> [DATASET EXTRACT]
■ ■ ■

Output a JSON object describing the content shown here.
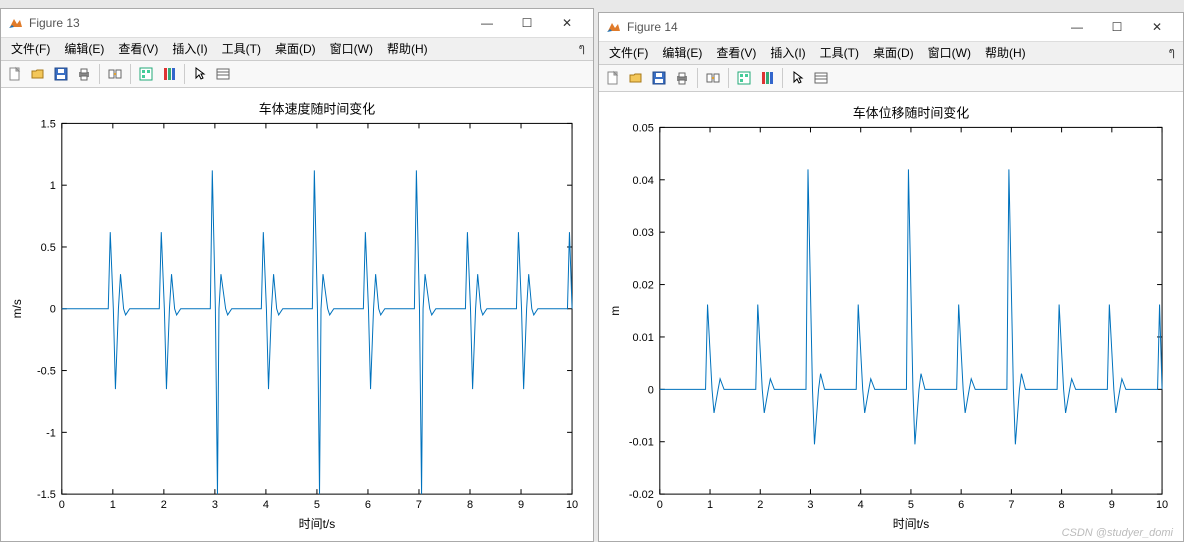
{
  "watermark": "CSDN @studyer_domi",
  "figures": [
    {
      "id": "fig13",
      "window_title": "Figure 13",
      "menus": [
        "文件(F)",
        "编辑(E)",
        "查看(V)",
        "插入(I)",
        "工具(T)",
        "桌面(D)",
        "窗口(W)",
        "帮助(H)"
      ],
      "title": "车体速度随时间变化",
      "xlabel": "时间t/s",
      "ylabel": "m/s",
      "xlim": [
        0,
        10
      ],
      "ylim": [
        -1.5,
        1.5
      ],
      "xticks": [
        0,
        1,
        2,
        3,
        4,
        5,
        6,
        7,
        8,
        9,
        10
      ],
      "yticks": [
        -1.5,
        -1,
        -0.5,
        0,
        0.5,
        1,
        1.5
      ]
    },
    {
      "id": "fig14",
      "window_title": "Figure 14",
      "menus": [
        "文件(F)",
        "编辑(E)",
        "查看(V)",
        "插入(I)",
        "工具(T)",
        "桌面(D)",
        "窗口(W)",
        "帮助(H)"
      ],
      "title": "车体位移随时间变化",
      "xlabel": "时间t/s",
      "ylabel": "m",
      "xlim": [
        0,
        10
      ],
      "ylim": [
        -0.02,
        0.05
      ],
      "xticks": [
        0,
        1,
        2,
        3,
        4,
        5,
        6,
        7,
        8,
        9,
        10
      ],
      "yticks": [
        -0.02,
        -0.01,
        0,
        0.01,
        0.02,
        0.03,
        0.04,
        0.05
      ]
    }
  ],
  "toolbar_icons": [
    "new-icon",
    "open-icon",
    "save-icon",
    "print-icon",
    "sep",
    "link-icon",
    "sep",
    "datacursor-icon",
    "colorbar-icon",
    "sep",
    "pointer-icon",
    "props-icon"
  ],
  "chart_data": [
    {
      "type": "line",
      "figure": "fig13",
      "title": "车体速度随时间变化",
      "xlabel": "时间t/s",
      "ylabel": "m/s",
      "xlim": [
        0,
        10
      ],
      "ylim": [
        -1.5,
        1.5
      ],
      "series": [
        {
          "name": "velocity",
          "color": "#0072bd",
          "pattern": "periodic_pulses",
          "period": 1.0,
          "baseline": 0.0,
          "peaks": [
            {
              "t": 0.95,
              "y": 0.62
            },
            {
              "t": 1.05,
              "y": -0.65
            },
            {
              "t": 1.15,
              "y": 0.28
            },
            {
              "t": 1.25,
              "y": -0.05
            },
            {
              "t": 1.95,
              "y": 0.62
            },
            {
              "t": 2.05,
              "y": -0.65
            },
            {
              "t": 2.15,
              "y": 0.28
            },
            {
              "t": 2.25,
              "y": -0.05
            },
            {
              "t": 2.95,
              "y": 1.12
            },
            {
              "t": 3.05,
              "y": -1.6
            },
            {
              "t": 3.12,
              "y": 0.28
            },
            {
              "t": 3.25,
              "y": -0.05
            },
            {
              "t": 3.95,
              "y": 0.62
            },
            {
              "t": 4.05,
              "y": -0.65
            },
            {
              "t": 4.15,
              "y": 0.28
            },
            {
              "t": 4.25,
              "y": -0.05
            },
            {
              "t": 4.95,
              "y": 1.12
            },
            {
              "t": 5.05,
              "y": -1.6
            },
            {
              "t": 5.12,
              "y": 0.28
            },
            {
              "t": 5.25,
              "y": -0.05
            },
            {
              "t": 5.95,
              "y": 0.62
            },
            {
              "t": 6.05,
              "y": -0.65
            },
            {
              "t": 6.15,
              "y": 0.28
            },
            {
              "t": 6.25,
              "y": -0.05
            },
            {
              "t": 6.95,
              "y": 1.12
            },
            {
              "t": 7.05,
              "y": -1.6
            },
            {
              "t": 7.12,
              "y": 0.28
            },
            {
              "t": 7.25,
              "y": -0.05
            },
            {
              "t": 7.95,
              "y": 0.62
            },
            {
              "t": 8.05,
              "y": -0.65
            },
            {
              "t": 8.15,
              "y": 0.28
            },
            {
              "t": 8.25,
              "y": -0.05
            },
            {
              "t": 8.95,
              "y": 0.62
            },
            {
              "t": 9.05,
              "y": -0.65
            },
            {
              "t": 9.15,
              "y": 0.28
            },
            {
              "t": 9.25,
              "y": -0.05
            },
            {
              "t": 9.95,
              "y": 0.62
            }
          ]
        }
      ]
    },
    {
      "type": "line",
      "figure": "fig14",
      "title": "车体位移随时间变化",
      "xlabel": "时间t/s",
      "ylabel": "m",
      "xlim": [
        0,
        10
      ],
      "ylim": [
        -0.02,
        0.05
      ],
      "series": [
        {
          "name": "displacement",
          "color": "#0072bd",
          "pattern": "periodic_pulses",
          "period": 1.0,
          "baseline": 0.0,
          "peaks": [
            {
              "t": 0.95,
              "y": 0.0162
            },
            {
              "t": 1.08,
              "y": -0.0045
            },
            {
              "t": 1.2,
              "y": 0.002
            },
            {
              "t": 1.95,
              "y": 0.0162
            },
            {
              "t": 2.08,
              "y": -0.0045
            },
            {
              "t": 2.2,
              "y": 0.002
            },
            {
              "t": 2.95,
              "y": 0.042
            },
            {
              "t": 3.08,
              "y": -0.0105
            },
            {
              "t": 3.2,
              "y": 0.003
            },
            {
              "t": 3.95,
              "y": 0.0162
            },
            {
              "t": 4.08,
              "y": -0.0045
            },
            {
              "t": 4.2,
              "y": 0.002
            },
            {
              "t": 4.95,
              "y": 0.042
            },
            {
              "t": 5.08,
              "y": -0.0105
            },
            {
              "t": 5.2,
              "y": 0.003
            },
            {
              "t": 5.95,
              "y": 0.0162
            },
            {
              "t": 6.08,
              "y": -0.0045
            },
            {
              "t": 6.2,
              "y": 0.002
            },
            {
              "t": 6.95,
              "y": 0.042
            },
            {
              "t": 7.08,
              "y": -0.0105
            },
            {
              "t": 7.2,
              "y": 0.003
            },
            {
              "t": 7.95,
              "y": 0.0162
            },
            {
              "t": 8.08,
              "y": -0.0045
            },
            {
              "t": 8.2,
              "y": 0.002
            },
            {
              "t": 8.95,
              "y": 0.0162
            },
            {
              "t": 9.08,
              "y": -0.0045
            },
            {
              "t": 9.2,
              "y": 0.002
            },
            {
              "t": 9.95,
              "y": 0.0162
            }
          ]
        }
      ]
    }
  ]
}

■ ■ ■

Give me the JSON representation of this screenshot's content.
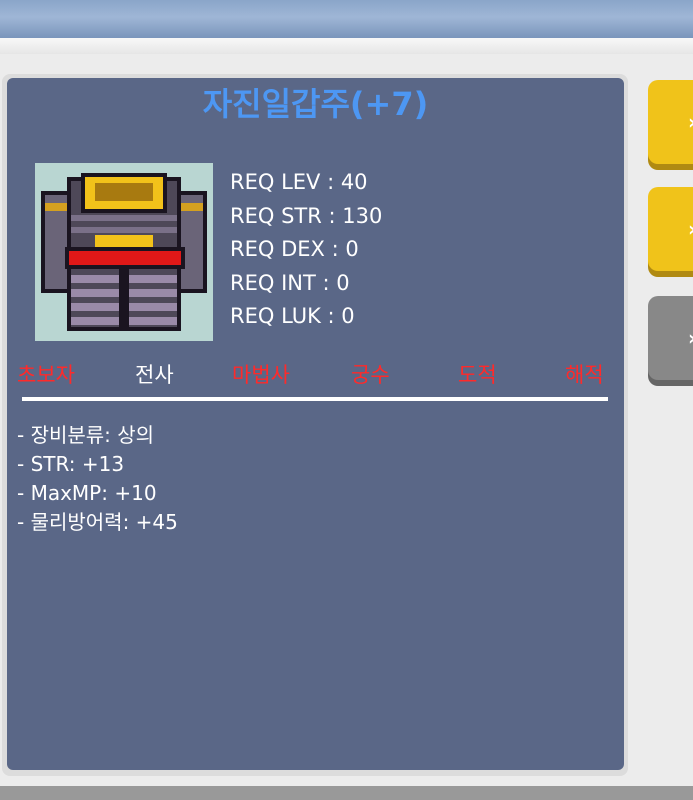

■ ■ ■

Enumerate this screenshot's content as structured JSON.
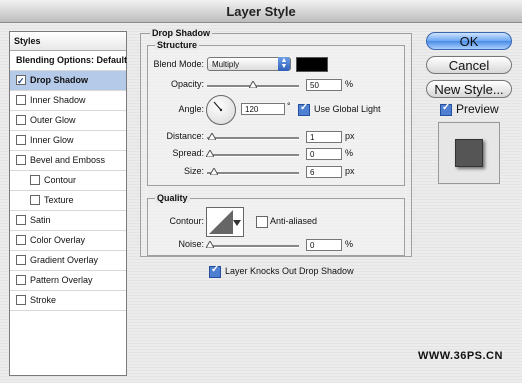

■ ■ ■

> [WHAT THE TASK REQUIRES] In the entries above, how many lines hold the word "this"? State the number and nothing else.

> [EXPECTED ANSWER] 2